Start of DATA
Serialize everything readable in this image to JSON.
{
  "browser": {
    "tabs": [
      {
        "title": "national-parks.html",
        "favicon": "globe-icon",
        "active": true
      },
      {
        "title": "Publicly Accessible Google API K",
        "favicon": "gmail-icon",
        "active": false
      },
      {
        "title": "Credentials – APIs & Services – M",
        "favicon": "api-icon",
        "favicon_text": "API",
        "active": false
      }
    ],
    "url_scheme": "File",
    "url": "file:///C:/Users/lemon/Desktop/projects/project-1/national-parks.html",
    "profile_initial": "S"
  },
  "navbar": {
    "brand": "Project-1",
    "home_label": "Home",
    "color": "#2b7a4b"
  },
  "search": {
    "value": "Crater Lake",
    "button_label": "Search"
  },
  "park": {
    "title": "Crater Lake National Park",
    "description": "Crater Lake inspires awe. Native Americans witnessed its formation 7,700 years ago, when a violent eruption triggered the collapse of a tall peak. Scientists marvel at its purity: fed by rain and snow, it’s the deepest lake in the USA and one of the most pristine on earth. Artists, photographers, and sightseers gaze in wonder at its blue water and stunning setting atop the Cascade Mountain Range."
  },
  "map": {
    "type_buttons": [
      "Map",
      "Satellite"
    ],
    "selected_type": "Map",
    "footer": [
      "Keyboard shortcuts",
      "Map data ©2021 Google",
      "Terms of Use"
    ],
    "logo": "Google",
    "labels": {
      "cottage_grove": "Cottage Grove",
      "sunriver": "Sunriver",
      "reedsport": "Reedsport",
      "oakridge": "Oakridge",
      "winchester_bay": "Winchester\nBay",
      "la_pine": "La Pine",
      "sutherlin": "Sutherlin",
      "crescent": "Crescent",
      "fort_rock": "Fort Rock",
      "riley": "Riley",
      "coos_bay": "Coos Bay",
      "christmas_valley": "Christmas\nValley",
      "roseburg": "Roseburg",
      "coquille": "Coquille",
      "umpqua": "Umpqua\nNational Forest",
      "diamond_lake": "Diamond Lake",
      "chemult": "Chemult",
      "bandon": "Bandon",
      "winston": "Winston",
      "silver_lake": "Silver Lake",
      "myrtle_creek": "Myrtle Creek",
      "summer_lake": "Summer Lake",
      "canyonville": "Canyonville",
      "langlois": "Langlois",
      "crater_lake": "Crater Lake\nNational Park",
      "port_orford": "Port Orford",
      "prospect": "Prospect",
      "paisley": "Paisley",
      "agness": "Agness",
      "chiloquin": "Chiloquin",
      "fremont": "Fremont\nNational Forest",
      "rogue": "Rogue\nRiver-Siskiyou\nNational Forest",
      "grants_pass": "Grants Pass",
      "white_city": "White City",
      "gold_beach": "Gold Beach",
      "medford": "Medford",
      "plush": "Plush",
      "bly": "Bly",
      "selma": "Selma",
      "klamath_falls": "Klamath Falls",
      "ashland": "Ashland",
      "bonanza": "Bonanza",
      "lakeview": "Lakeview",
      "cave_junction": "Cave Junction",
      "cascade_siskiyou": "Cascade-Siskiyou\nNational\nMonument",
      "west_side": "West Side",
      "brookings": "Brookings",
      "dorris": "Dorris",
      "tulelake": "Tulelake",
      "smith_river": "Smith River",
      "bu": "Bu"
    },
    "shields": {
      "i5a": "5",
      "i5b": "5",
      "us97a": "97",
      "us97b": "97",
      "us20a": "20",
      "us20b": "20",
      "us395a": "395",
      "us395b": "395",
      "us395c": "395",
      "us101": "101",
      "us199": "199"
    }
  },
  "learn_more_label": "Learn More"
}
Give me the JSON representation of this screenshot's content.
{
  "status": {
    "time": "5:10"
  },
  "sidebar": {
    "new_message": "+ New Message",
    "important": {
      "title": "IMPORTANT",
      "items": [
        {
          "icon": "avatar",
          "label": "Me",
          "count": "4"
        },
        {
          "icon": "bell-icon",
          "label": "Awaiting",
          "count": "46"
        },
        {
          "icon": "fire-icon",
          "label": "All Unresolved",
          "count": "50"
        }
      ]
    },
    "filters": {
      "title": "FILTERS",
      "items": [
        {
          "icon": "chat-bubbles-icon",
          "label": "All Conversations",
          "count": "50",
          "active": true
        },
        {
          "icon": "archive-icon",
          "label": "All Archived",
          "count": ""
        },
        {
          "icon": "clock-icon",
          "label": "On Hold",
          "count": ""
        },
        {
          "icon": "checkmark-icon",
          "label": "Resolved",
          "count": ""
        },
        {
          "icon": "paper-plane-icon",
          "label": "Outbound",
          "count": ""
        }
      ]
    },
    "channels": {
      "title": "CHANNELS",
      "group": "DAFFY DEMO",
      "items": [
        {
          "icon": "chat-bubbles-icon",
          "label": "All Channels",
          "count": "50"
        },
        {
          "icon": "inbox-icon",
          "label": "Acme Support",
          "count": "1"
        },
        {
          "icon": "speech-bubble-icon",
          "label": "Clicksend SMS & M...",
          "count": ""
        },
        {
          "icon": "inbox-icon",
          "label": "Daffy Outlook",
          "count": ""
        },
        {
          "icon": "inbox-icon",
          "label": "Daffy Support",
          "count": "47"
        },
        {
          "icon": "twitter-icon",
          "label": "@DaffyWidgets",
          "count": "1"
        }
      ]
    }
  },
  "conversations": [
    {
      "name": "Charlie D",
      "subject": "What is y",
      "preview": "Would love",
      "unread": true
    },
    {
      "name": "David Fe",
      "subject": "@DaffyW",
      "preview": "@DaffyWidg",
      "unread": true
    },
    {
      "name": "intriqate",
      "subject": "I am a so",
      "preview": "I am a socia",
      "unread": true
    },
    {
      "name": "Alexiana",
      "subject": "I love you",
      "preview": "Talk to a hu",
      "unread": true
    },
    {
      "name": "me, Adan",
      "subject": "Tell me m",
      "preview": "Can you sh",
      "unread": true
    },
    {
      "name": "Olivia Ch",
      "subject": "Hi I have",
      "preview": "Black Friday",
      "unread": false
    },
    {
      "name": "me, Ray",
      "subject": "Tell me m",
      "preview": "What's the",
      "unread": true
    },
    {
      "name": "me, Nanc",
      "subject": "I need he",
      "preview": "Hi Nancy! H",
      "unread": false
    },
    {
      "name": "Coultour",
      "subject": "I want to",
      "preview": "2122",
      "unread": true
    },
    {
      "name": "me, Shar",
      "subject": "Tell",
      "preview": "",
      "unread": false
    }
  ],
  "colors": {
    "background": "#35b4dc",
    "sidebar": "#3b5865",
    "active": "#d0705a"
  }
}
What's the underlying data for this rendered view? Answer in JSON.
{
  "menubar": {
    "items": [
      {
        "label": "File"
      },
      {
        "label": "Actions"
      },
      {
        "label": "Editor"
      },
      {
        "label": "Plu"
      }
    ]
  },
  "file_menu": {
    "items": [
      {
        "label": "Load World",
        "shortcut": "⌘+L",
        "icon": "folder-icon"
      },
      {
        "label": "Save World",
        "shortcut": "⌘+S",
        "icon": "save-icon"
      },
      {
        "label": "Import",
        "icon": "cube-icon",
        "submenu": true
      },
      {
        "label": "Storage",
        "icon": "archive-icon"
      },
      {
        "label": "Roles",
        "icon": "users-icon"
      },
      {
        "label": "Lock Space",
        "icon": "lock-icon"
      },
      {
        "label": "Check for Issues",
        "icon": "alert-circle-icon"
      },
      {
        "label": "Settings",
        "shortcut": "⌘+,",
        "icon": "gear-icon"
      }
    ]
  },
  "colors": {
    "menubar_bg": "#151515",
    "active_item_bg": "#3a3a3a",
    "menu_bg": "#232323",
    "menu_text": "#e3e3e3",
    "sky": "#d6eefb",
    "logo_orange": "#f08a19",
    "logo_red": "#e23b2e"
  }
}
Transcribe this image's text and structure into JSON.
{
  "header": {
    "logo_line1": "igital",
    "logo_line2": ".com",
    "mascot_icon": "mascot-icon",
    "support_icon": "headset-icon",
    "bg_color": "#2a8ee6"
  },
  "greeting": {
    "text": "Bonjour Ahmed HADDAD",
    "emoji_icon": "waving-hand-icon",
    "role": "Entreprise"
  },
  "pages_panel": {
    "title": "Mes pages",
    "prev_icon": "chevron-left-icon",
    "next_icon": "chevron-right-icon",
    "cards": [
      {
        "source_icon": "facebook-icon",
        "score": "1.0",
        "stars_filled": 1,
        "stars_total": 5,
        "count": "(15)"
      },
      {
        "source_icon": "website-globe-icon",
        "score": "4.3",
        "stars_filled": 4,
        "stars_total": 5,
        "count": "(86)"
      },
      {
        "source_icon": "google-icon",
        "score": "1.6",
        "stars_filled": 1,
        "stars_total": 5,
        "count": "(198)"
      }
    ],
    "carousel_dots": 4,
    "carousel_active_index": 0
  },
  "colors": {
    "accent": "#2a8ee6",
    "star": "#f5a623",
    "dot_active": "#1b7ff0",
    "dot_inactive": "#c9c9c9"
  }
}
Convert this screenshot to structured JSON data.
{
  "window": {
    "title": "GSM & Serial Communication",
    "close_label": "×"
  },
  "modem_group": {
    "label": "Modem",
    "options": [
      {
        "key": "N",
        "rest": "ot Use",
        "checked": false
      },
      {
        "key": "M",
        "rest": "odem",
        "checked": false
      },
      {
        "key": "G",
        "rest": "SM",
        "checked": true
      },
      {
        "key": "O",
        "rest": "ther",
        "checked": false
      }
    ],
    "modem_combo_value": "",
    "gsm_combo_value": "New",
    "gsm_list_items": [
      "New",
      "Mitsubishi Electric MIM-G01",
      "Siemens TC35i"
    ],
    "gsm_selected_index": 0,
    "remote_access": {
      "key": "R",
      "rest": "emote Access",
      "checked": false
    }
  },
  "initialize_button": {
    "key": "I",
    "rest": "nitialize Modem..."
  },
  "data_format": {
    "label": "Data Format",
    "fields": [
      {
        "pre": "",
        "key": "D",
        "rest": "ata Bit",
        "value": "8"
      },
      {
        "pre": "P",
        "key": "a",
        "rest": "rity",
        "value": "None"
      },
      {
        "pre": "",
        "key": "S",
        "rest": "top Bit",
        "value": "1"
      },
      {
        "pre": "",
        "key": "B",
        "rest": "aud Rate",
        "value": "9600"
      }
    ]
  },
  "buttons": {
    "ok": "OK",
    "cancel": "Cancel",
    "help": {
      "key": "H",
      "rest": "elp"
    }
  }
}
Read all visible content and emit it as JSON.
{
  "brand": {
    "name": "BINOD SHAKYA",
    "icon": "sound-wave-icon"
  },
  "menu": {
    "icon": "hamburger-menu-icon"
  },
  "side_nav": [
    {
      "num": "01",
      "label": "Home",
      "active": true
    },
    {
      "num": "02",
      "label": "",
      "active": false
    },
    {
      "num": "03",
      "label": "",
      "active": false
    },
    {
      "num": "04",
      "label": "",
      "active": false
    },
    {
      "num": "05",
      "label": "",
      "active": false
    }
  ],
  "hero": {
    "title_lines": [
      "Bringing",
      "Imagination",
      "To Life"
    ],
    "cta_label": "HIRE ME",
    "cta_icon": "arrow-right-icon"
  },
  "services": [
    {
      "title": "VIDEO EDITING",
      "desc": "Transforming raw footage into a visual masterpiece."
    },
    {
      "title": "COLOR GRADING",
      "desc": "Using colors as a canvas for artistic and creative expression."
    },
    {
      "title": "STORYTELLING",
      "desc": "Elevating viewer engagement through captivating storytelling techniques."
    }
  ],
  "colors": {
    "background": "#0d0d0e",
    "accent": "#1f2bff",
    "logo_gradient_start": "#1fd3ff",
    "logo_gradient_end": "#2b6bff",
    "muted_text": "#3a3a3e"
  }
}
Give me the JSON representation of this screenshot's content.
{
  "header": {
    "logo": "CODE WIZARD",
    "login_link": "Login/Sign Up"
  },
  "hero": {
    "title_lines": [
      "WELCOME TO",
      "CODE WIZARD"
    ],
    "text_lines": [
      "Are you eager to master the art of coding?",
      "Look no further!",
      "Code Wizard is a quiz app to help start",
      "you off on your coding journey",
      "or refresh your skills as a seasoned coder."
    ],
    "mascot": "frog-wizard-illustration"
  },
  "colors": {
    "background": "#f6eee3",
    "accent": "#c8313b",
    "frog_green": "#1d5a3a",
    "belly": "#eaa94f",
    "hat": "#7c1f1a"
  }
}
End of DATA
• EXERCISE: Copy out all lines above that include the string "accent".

• WRITTEN ANSWER:
    "accent": "#2a8ee6",
    "accent": "#1f2bff",
    "accent": "#c8313b",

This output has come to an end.